I’m sort of hesitant to run this story, but it’s big news for people in our little corner of the world and I can’t resist the opportunity to talk about Guillermo del Toro and his plans to adapt H.P. Lovecraft for the big screen. As we learned at San Diego Comic-Con this year, he’s finally going to follow through on plans to direct an adaptation of the horror author’s classic tale. With James Cameron producing no less.

So the news today is that there’s a review online of the script, penned by del Toro and Matthew Robbins. Writing for TempleOfGhoul, Dejan Ognjanovic (via Cinematical) delivers a lengthy rundown of what to expect from the movie. It is here that I would advise all of those who wish remain completely spoiler-free to stop reading.
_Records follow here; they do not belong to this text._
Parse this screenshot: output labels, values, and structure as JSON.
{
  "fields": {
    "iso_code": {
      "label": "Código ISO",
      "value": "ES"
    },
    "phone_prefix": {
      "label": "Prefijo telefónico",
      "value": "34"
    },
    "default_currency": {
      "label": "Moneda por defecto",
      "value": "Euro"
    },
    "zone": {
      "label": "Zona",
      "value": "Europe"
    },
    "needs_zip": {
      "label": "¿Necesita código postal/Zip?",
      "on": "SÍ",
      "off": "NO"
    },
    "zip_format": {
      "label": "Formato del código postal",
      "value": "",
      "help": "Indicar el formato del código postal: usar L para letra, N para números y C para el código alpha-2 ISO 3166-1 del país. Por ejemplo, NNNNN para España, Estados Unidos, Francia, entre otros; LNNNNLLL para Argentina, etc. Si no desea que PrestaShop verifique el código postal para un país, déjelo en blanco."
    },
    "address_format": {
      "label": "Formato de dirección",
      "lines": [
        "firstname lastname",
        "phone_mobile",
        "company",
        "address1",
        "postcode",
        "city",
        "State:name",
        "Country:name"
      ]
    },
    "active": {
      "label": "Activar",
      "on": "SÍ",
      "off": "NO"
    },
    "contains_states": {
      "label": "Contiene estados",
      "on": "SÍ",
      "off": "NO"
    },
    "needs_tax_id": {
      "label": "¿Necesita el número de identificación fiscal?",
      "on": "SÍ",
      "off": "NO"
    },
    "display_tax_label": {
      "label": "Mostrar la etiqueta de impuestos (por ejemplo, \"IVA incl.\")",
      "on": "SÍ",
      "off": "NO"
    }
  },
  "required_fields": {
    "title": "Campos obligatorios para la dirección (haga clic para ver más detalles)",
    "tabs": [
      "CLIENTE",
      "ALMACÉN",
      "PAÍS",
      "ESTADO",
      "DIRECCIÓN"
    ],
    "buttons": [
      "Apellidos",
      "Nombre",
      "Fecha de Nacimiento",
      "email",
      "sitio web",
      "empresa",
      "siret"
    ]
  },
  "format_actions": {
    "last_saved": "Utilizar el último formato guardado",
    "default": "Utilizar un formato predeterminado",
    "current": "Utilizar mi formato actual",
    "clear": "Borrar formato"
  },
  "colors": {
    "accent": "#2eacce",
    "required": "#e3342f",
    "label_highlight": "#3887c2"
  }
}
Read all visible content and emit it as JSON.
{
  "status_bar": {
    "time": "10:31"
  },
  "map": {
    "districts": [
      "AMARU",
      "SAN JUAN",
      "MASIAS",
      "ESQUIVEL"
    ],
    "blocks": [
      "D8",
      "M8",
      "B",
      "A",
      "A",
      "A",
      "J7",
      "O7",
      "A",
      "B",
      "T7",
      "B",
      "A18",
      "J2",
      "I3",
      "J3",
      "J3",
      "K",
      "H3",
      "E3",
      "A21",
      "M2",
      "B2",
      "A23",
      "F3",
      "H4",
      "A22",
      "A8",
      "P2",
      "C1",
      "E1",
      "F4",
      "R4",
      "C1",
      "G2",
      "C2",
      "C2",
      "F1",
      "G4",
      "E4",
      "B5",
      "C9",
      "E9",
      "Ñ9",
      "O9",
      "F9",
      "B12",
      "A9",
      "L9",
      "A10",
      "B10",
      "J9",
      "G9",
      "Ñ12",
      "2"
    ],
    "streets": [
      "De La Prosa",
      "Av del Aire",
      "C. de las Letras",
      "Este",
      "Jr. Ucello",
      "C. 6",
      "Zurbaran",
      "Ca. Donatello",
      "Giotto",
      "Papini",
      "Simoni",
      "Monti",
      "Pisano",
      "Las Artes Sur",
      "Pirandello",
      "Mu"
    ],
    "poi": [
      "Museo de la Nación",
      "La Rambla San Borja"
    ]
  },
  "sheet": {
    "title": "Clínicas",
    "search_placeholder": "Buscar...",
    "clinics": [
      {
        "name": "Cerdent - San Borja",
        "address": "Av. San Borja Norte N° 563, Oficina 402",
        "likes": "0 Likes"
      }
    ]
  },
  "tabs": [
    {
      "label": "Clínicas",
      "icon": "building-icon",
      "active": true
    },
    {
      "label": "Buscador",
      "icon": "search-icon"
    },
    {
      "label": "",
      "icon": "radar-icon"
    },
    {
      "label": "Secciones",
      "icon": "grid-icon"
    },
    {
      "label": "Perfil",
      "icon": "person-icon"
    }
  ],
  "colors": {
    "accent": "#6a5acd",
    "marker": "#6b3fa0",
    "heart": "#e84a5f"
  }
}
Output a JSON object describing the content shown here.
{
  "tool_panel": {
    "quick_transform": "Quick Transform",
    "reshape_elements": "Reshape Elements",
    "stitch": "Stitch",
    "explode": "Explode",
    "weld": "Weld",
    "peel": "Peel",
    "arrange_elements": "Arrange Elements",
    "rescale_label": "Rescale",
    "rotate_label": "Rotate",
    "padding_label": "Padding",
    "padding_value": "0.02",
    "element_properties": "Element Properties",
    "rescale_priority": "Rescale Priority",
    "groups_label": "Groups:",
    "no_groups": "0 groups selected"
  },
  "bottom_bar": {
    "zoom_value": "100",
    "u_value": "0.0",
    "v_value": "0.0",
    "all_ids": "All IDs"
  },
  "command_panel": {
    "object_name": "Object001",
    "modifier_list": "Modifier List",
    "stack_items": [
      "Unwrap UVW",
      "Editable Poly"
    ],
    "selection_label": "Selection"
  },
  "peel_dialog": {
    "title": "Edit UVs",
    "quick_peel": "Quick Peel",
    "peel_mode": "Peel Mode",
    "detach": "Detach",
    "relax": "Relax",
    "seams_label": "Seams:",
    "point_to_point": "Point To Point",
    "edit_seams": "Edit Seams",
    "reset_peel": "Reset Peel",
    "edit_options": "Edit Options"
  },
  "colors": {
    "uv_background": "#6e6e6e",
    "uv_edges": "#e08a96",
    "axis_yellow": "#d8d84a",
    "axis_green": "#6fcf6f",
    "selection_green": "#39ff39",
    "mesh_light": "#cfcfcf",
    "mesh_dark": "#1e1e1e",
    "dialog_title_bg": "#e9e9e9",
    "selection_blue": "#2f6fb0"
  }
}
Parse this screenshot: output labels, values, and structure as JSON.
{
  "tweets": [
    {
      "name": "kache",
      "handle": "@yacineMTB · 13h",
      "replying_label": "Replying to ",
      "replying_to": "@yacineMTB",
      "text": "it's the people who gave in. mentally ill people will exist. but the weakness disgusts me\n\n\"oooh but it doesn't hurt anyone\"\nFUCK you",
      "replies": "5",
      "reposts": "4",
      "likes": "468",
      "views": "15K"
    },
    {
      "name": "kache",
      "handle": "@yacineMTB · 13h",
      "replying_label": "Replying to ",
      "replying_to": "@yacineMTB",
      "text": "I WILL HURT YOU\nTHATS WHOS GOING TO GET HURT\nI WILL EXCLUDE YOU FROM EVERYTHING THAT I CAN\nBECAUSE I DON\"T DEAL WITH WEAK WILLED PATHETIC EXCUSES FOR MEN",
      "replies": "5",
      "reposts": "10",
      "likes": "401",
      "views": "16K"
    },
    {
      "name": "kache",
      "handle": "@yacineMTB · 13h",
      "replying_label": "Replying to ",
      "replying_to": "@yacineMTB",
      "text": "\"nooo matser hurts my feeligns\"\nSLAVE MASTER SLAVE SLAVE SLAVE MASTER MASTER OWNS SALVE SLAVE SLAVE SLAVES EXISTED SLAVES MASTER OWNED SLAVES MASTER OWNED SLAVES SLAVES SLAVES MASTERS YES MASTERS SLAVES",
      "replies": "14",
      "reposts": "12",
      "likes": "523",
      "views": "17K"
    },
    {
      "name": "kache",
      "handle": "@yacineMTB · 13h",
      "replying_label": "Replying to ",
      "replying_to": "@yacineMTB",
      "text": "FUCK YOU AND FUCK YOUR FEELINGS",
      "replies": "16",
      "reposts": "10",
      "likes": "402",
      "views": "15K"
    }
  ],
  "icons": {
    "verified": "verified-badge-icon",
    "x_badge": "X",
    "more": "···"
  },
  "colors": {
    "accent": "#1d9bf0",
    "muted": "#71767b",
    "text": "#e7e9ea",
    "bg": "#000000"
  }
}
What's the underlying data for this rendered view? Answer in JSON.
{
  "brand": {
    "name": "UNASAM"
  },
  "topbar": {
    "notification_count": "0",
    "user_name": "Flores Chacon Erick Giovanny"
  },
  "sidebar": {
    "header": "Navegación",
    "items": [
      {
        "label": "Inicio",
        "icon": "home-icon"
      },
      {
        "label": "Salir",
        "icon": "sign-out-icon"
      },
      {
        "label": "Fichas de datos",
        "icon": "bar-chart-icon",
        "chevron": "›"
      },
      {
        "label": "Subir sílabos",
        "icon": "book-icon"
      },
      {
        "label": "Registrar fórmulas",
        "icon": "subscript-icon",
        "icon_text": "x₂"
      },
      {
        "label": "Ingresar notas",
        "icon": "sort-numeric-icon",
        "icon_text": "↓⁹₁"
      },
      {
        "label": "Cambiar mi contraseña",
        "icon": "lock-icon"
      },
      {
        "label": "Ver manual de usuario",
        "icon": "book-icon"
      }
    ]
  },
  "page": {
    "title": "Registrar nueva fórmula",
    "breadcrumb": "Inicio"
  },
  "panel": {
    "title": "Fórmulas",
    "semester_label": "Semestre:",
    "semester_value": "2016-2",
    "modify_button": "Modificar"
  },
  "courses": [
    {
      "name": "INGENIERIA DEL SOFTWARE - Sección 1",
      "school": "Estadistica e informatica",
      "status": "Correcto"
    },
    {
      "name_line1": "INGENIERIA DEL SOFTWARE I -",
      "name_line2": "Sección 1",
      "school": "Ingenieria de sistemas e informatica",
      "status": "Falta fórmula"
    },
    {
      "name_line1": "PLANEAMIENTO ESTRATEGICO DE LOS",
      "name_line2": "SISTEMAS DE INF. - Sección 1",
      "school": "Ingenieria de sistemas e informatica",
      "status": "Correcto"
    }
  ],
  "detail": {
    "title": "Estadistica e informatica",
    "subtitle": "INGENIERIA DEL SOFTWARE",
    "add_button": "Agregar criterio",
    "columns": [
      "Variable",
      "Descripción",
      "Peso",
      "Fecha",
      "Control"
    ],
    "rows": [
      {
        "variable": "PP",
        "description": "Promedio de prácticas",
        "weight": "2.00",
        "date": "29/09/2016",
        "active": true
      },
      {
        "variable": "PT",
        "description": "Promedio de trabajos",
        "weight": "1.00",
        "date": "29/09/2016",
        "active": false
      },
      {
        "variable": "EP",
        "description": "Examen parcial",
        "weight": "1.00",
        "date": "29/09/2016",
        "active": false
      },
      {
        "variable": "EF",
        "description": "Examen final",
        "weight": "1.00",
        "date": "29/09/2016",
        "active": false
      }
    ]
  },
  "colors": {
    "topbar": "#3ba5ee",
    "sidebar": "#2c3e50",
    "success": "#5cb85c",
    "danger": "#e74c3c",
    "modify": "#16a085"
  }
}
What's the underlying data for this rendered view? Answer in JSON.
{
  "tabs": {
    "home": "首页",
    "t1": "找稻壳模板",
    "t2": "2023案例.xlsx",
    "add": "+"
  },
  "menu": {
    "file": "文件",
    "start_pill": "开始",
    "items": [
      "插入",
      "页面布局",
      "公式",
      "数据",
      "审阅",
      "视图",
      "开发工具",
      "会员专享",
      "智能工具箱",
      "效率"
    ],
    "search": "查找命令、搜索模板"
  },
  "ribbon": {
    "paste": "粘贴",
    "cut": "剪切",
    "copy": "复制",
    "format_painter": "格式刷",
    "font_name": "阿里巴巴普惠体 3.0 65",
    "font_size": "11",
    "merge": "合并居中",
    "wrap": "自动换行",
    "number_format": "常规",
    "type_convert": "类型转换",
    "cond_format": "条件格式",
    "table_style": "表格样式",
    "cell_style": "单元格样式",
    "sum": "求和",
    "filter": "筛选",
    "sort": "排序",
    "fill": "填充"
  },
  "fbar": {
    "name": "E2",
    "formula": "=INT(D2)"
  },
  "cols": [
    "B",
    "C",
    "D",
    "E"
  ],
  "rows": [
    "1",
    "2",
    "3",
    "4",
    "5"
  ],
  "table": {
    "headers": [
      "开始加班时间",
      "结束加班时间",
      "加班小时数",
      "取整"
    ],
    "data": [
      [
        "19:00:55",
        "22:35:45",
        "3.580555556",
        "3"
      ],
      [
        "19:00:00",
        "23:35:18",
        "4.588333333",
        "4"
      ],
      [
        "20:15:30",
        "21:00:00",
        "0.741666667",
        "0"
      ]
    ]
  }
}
First, it is important to note that Ognjanovic comes across clearly as an unabashed fan of both Lovecraft’s and del Toro’s work. He admits that what he read falls more in line with pop culture takes on Lovecraft’s work rather than the author’s work itself; in other words, much of the subtext is stripped away, but the slimy, tentacled mega-beasts from outer space remain. To use the reviewer’s own words, “it feels like a ’Hellboy’ movie without Hellboy, with a light dose of [John] Carpenter’s ’The Thing.'”

He goes on at length to explain exactly what this means; if you’re curious, I would encourage you to read the source via the link above. Lovecraft fans should note though– it sounds as if the story follows what was originally written pretty closely, at least in terms of how the main beats unfold. As the writer puts it, “Scientists go to Antarctica, resurrect primeval monsters, mayhem ensues.”

The big question mark is whether or not this is a legit script review. Lovecraft’s story was written in 1931, so it’s not like there’s any mystery about the narrative as far as an adaptation is concerned. This could just be one dedicated fanperson’s excited ravings. The writeup also clearly makes some assumptions; at one point, Ognjanovic writes, “There’s relatively little stress on atmosphere.” Del Toro is pretty well-established as a modern-day auteur. This is a script that he wrote (okay, co-wrote) and intends to direct. And fans know well that it’s an idea he’s been marinating on for a number of years.

Given all of that, I can see why notes on the atmosphere might not be included in the script being reviewed. And of course there’s always the possibility that the script is a fake. I don’t get the sense that it is, but you never know on these here Internets.